Lionel Messi sends autographed jerseys to his little Afghan fan

Argentine star gives two signed shirts and a football via Unicef to the five-year-old youngster whose brother made a makeshift one out of a plastic bag that became a social media hit in January

PUBLISHED : Thursday, 25 February, 2016, 11:08pm
UPDATED : Thursday, 25 February, 2016, 11:08pm

Argentine football star Lionel Messi has sent not one, but two jerseys to the five-year-old Afghan boy who became an internet sensation last month when he was pictured wearing a plastic bag with “Messi” scrawled on it in marker pen.

Murtaza Ahmadi travelled with his family from eastern Ghazni province to Kabul to receive the gifts sent by Messi through Unicef, where he is a goodwill ambassador.

READ MORE: ‘Bag boy’ to meet his idol: Lionel Messi seeks meeting with Afghan in striped plastic bag who caused social media storm

“Murtaza couldn’t stop smiling. He kept repeating: I love Messi,” Unicef Afghanistan spokesman Denise Shepherd-Johnson said.

Messi autographed the jerseys, writing “With much love” in Spanish on them, and added a football to the treasure trove, Unicef said.

Purchasing a Messi jersey was beyond the means of Murtaza’s poor family, members of the persecuted ethnic Hazara minority living in volatile Ghazni, near Kabul.

Murtaza couldn’t stop smiling. He kept repeating: I love Messi
Denise Shepherd-Johnson

His elder brother Homayoun, 15, improvised the blue-and-white-striped plastic shirt with Messi’s name scrawled in black marker, and posted the photos of Murtaza wearing it on Facebook in mid-January.

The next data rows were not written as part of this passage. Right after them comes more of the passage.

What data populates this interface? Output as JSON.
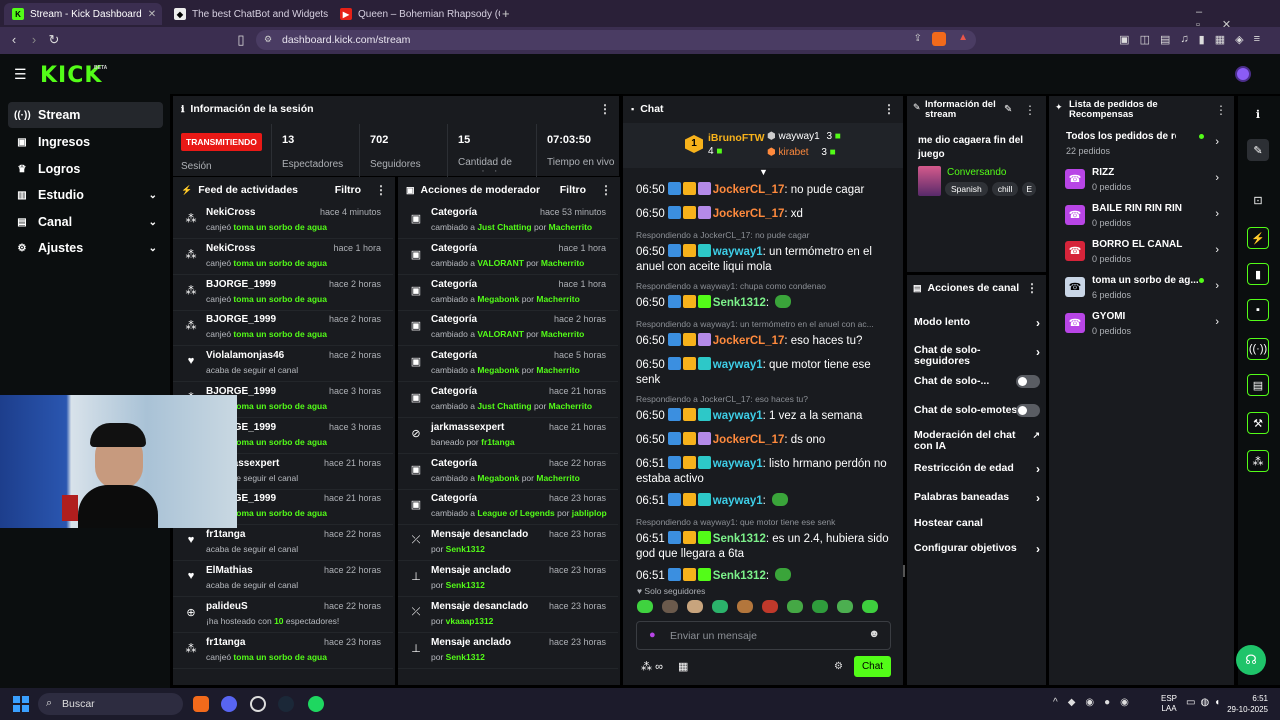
{
  "browser": {
    "tabs": [
      {
        "title": "Stream - Kick Dashboard",
        "active": true
      },
      {
        "title": "The best ChatBot and Widgets for Ki"
      },
      {
        "title": "Queen – Bohemian Rhapsody (Officia"
      }
    ],
    "url": "dashboard.kick.com/stream"
  },
  "header": {
    "logo": "KICK",
    "beta": "BETA"
  },
  "sidebar": {
    "items": [
      {
        "label": "Stream",
        "icon": "stream-icon"
      },
      {
        "label": "Ingresos",
        "icon": "money-icon"
      },
      {
        "label": "Logros",
        "icon": "trophy-icon"
      },
      {
        "label": "Estudio",
        "icon": "studio-icon",
        "chevron": true
      },
      {
        "label": "Canal",
        "icon": "channel-icon",
        "chevron": true
      },
      {
        "label": "Ajustes",
        "icon": "gear-icon",
        "chevron": true
      }
    ]
  },
  "session": {
    "title": "Información de la sesión",
    "badge": "TRANSMITIENDO",
    "badge_label": "Sesión",
    "stats": [
      {
        "value": "13",
        "label": "Espectadores"
      },
      {
        "value": "702",
        "label": "Seguidores"
      },
      {
        "value": "15",
        "label": "Cantidad de suscripciones"
      },
      {
        "value": "07:03:50",
        "label": "Tiempo en vivo"
      }
    ]
  },
  "feed": {
    "title": "Feed de actividades",
    "filter": "Filtro",
    "rows": [
      {
        "name": "NekiCross",
        "time": "hace 4 minutos",
        "pre": "canjeó ",
        "hl": "toma un sorbo de agua",
        "post": "",
        "icon": "redeem-icon"
      },
      {
        "name": "NekiCross",
        "time": "hace 1 hora",
        "pre": "canjeó ",
        "hl": "toma un sorbo de agua",
        "post": "",
        "icon": "redeem-icon"
      },
      {
        "name": "BJORGE_1999",
        "time": "hace 2 horas",
        "pre": "canjeó ",
        "hl": "toma un sorbo de agua",
        "post": "",
        "icon": "redeem-icon"
      },
      {
        "name": "BJORGE_1999",
        "time": "hace 2 horas",
        "pre": "canjeó ",
        "hl": "toma un sorbo de agua",
        "post": "",
        "icon": "redeem-icon"
      },
      {
        "name": "Violalamonjas46",
        "time": "hace 2 horas",
        "pre": "acaba de seguir el canal",
        "hl": "",
        "post": "",
        "icon": "heart-icon"
      },
      {
        "name": "BJORGE_1999",
        "time": "hace 3 horas",
        "pre": "canjeó ",
        "hl": "toma un sorbo de agua",
        "post": "",
        "icon": "redeem-icon"
      },
      {
        "name": "BJORGE_1999",
        "time": "hace 3 horas",
        "pre": "canjeó ",
        "hl": "toma un sorbo de agua",
        "post": "",
        "icon": "redeem-icon"
      },
      {
        "name": "jarkmassexpert",
        "time": "hace 21 horas",
        "pre": "acaba de seguir el canal",
        "hl": "",
        "post": "",
        "icon": "heart-icon"
      },
      {
        "name": "BJORGE_1999",
        "time": "hace 21 horas",
        "pre": "canjeó ",
        "hl": "toma un sorbo de agua",
        "post": "",
        "icon": "redeem-icon"
      },
      {
        "name": "fr1tanga",
        "time": "hace 22 horas",
        "pre": "acaba de seguir el canal",
        "hl": "",
        "post": "",
        "icon": "heart-icon"
      },
      {
        "name": "ElMathias",
        "time": "hace 22 horas",
        "pre": "acaba de seguir el canal",
        "hl": "",
        "post": "",
        "icon": "heart-icon"
      },
      {
        "name": "palideuS",
        "time": "hace 22 horas",
        "pre": "¡ha hosteado con ",
        "hl": "10",
        "post": " espectadores!",
        "icon": "host-icon"
      },
      {
        "name": "fr1tanga",
        "time": "hace 23 horas",
        "pre": "canjeó ",
        "hl": "toma un sorbo de agua",
        "post": "",
        "icon": "redeem-icon"
      }
    ]
  },
  "modactions": {
    "title": "Acciones de moderador",
    "filter": "Filtro",
    "rows": [
      {
        "name": "Categoría",
        "time": "hace 53 minutos",
        "pre": "cambiado a ",
        "hl": "Just Chatting",
        "mid": " por ",
        "by": "Macherrito",
        "icon": "category-icon"
      },
      {
        "name": "Categoría",
        "time": "hace 1 hora",
        "pre": "cambiado a ",
        "hl": "VALORANT",
        "mid": " por ",
        "by": "Macherrito",
        "icon": "category-icon"
      },
      {
        "name": "Categoría",
        "time": "hace 1 hora",
        "pre": "cambiado a ",
        "hl": "Megabonk",
        "mid": " por ",
        "by": "Macherrito",
        "icon": "category-icon"
      },
      {
        "name": "Categoría",
        "time": "hace 2 horas",
        "pre": "cambiado a ",
        "hl": "VALORANT",
        "mid": " por ",
        "by": "Macherrito",
        "icon": "category-icon"
      },
      {
        "name": "Categoría",
        "time": "hace 5 horas",
        "pre": "cambiado a ",
        "hl": "Megabonk",
        "mid": " por ",
        "by": "Macherrito",
        "icon": "category-icon"
      },
      {
        "name": "Categoría",
        "time": "hace 21 horas",
        "pre": "cambiado a ",
        "hl": "Just Chatting",
        "mid": " por ",
        "by": "Macherrito",
        "icon": "category-icon"
      },
      {
        "name": "jarkmassexpert",
        "time": "hace 21 horas",
        "pre": "baneado por ",
        "hl": "",
        "mid": "",
        "by": "fr1tanga",
        "icon": "ban-icon"
      },
      {
        "name": "Categoría",
        "time": "hace 22 horas",
        "pre": "cambiado a ",
        "hl": "Megabonk",
        "mid": " por ",
        "by": "Macherrito",
        "icon": "category-icon"
      },
      {
        "name": "Categoría",
        "time": "hace 23 horas",
        "pre": "cambiado a ",
        "hl": "League of Legends",
        "mid": " por ",
        "by": "jabliplop",
        "icon": "category-icon"
      },
      {
        "name": "Mensaje desanclado",
        "time": "hace 23 horas",
        "pre": "por ",
        "hl": "",
        "mid": "",
        "by": "Senk1312",
        "icon": "unpin-icon"
      },
      {
        "name": "Mensaje anclado",
        "time": "hace 23 horas",
        "pre": "por ",
        "hl": "",
        "mid": "",
        "by": "Senk1312",
        "icon": "pin-icon"
      },
      {
        "name": "Mensaje desanclado",
        "time": "hace 23 horas",
        "pre": "por ",
        "hl": "",
        "mid": "",
        "by": "vkaaap1312",
        "icon": "unpin-icon"
      },
      {
        "name": "Mensaje anclado",
        "time": "hace 23 horas",
        "pre": "por ",
        "hl": "",
        "mid": "",
        "by": "Senk1312",
        "icon": "pin-icon"
      }
    ]
  },
  "chat": {
    "title": "Chat",
    "leaderboard": [
      {
        "rank": "1",
        "name": "iBrunoFTW",
        "count": "4"
      },
      {
        "name": "wayway1",
        "count": "3"
      },
      {
        "name": "kirabet",
        "count": "3"
      }
    ],
    "messages": [
      {
        "time": "06:50",
        "user": "JockerCL_17",
        "color": "#ff8a3d",
        "text": "no pude cagar"
      },
      {
        "time": "06:50",
        "user": "JockerCL_17",
        "color": "#ff8a3d",
        "text": "xd"
      },
      {
        "reply": "Respondiendo a JockerCL_17: no pude cagar",
        "time": "06:50",
        "user": "wayway1",
        "color": "#3ecfe8",
        "text": "un termómetro en el anuel con aceite liqui mola"
      },
      {
        "reply": "Respondiendo a wayway1: chupa como condenao",
        "time": "06:50",
        "user": "Senk1312",
        "color": "#7cf08a",
        "text": ""
      },
      {
        "reply": "Respondiendo a wayway1: un termómetro en el anuel con ac...",
        "time": "06:50",
        "user": "JockerCL_17",
        "color": "#ff8a3d",
        "text": "eso haces tu?"
      },
      {
        "time": "06:50",
        "user": "wayway1",
        "color": "#3ecfe8",
        "text": "que motor tiene ese senk"
      },
      {
        "reply": "Respondiendo a JockerCL_17: eso haces tu?",
        "time": "06:50",
        "user": "wayway1",
        "color": "#3ecfe8",
        "text": "1 vez a la semana"
      },
      {
        "time": "06:50",
        "user": "JockerCL_17",
        "color": "#ff8a3d",
        "text": "ds ono"
      },
      {
        "time": "06:51",
        "user": "wayway1",
        "color": "#3ecfe8",
        "text": "listo hrmano perdón no estaba activo"
      },
      {
        "time": "06:51",
        "user": "wayway1",
        "color": "#3ecfe8",
        "text": ""
      },
      {
        "reply": "Respondiendo a wayway1: que motor tiene ese senk",
        "time": "06:51",
        "user": "Senk1312",
        "color": "#7cf08a",
        "text": "es un 2.4, hubiera sido god que llegara a 6ta"
      },
      {
        "time": "06:51",
        "user": "Senk1312",
        "color": "#7cf08a",
        "text": ""
      }
    ],
    "followers_only": "Solo seguidores",
    "input_placeholder": "Enviar un mensaje",
    "send": "Chat"
  },
  "streaminfo": {
    "title": "Información del stream",
    "stream_title": "me dio cagaera fin del juego",
    "category": "Conversando",
    "tags": [
      "Spanish",
      "chill",
      "E"
    ]
  },
  "channelactions": {
    "title": "Acciones de canal",
    "rows": [
      {
        "label": "Modo lento",
        "kind": "chevron"
      },
      {
        "label": "Chat de solo-seguidores",
        "kind": "chevron"
      },
      {
        "label": "Chat de solo-...",
        "kind": "toggle"
      },
      {
        "label": "Chat de solo-emotes",
        "kind": "toggle"
      },
      {
        "label": "Moderación del chat con IA",
        "kind": "external"
      },
      {
        "label": "Restricción de edad",
        "kind": "chevron"
      },
      {
        "label": "Palabras baneadas",
        "kind": "chevron"
      },
      {
        "label": "Hostear canal",
        "kind": "none"
      },
      {
        "label": "Configurar objetivos",
        "kind": "chevron"
      }
    ]
  },
  "rewards": {
    "title": "Lista de pedidos de Recompensas",
    "rows": [
      {
        "name": "Todos los pedidos de reco...",
        "count": "22 pedidos",
        "color": "",
        "dot": true
      },
      {
        "name": "RIZZ",
        "count": "0 pedidos",
        "color": "#b845e6"
      },
      {
        "name": "BAILE RIN RIN RIN",
        "count": "0 pedidos",
        "color": "#b845e6"
      },
      {
        "name": "BORRO EL CANAL",
        "count": "0 pedidos",
        "color": "#d6243a"
      },
      {
        "name": "toma un sorbo de ag...",
        "count": "6 pedidos",
        "color": "#c9d6e6",
        "dot": true
      },
      {
        "name": "GYOMI",
        "count": "0 pedidos",
        "color": "#b845e6"
      }
    ]
  },
  "taskbar": {
    "search": "Buscar",
    "lang1": "ESP",
    "lang2": "LAA",
    "time": "6:51",
    "date": "29-10-2025"
  },
  "colors": {
    "accent": "#53fc18",
    "live": "#e91916",
    "panel": "#191b1f"
  }
}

The image touched a chord with football fans around the world, and earned Murtaza the sobriquet “little Messi” on social media.

The Afghan Football Federation had said Messi was in contact with them to arrange a meeting with Murtaza as soon as possible, with the Spanish embassy in Kabul saying it would do whatever possible to facilitate.

But a source close to Messi’s entourage said earlier this month they could neither confirm nor deny the speculation regarding a possible meeting.

Setting up a meeting in Afghanistan, in the grip of a fierce Taliban insurgency, is fraught with security challenges.

Football and cricket are the two most popular sports in the war-ravaged country – but sports were rarely played under Taliban rule, and the football stadium in Kabul was a notorious venue for executions, stonings and mutilations.